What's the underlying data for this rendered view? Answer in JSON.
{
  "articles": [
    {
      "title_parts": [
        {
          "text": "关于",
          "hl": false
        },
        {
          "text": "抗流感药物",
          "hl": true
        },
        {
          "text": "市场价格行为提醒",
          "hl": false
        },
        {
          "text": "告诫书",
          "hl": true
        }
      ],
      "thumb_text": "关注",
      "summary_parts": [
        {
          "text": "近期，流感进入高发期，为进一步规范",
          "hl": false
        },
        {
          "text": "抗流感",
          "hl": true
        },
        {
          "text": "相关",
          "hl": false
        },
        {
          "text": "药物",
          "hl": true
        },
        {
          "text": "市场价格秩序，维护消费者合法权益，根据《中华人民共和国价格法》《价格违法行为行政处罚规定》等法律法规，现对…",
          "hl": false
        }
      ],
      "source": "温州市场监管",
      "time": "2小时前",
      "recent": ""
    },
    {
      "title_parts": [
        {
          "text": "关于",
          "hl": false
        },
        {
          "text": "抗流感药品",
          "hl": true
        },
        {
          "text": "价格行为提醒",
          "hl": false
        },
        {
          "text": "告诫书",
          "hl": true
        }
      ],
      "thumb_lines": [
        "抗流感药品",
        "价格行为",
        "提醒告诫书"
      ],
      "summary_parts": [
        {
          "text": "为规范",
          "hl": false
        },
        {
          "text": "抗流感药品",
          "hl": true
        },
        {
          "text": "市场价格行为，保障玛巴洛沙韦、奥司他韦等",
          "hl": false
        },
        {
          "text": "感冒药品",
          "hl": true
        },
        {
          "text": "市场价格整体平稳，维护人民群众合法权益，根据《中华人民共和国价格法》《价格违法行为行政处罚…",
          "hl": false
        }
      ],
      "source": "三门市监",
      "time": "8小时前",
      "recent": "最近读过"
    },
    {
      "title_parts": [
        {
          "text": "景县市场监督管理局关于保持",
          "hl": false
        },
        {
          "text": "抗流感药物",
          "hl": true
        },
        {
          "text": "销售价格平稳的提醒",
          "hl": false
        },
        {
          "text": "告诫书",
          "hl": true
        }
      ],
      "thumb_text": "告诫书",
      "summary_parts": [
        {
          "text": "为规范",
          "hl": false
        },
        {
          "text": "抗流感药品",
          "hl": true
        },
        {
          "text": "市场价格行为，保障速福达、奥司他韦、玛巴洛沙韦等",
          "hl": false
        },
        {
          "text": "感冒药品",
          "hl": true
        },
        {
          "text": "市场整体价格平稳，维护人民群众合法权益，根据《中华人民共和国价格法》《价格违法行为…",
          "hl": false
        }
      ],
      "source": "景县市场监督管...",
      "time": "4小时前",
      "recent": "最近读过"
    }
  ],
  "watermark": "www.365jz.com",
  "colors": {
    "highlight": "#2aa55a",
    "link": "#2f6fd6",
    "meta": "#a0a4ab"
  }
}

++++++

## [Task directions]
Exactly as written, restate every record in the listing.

## [Exercise response]
What's the underlying data for this rendered view? Answer in JSON.
{
  "articles": [
    {
      "title_parts": [
        {
          "text": "关于",
          "hl": false
        },
        {
          "text": "抗流感药物",
          "hl": true
        },
        {
          "text": "市场价格行为提醒",
          "hl": false
        },
        {
          "text": "告诫书",
          "hl": true
        }
      ],
      "thumb_text": "关注",
      "summary_parts": [
        {
          "text": "近期，流感进入高发期，为进一步规范",
          "hl": false
        },
        {
          "text": "抗流感",
          "hl": true
        },
        {
          "text": "相关",
          "hl": false
        },
        {
          "text": "药物",
          "hl": true
        },
        {
          "text": "市场价格秩序，维护消费者合法权益，根据《中华人民共和国价格法》《价格违法行为行政处罚规定》等法律法规，现对…",
          "hl": false
        }
      ],
      "source": "温州市场监管",
      "time": "2小时前",
      "recent": ""
    },
    {
      "title_parts": [
        {
          "text": "关于",
          "hl": false
        },
        {
          "text": "抗流感药品",
          "hl": true
        },
        {
          "text": "价格行为提醒",
          "hl": false
        },
        {
          "text": "告诫书",
          "hl": true
        }
      ],
      "thumb_lines": [
        "抗流感药品",
        "价格行为",
        "提醒告诫书"
      ],
      "summary_parts": [
        {
          "text": "为规范",
          "hl": false
        },
        {
          "text": "抗流感药品",
          "hl": true
        },
        {
          "text": "市场价格行为，保障玛巴洛沙韦、奥司他韦等",
          "hl": false
        },
        {
          "text": "感冒药品",
          "hl": true
        },
        {
          "text": "市场价格整体平稳，维护人民群众合法权益，根据《中华人民共和国价格法》《价格违法行为行政处罚…",
          "hl": false
        }
      ],
      "source": "三门市监",
      "time": "8小时前",
      "recent": "最近读过"
    },
    {
      "title_parts": [
        {
          "text": "景县市场监督管理局关于保持",
          "hl": false
        },
        {
          "text": "抗流感药物",
          "hl": true
        },
        {
          "text": "销售价格平稳的提醒",
          "hl": false
        },
        {
          "text": "告诫书",
          "hl": true
        }
      ],
      "thumb_text": "告诫书",
      "summary_parts": [
        {
          "text": "为规范",
          "hl": false
        },
        {
          "text": "抗流感药品",
          "hl": true
        },
        {
          "text": "市场价格行为，保障速福达、奥司他韦、玛巴洛沙韦等",
          "hl": false
        },
        {
          "text": "感冒药品",
          "hl": true
        },
        {
          "text": "市场整体价格平稳，维护人民群众合法权益，根据《中华人民共和国价格法》《价格违法行为…",
          "hl": false
        }
      ],
      "source": "景县市场监督管...",
      "time": "4小时前",
      "recent": "最近读过"
    }
  ],
  "watermark": "www.365jz.com",
  "colors": {
    "highlight": "#2aa55a",
    "link": "#2f6fd6",
    "meta": "#a0a4ab"
  }
}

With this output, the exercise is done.